WHAT THE TASK REQUIRES
Which lines in the records below contain the word "Başkanlığı"? Copy each of them.

GIVEN ENTRIES
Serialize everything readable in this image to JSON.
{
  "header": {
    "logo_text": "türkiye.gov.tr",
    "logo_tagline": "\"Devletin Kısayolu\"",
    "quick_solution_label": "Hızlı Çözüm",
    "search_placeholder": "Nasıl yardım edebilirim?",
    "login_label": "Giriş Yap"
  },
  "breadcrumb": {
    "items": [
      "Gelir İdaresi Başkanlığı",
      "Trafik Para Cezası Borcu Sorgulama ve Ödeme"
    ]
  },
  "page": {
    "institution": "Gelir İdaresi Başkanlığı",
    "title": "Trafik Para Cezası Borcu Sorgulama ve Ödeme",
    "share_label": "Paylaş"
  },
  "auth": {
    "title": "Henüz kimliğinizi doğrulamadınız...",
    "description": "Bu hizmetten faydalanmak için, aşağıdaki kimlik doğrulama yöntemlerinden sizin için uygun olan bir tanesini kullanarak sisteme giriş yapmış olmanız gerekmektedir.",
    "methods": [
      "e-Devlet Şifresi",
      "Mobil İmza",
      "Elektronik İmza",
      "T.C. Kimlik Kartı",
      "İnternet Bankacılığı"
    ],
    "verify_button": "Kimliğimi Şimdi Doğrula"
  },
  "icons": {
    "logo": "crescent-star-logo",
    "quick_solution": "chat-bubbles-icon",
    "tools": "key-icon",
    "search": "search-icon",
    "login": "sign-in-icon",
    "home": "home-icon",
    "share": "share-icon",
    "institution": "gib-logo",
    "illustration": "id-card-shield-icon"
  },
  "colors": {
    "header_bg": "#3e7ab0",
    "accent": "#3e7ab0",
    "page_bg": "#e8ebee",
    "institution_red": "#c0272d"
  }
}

TASK ANSWER
      "Gelir İdaresi Başkanlığı",
    "institution": "Gelir İdaresi Başkanlığı",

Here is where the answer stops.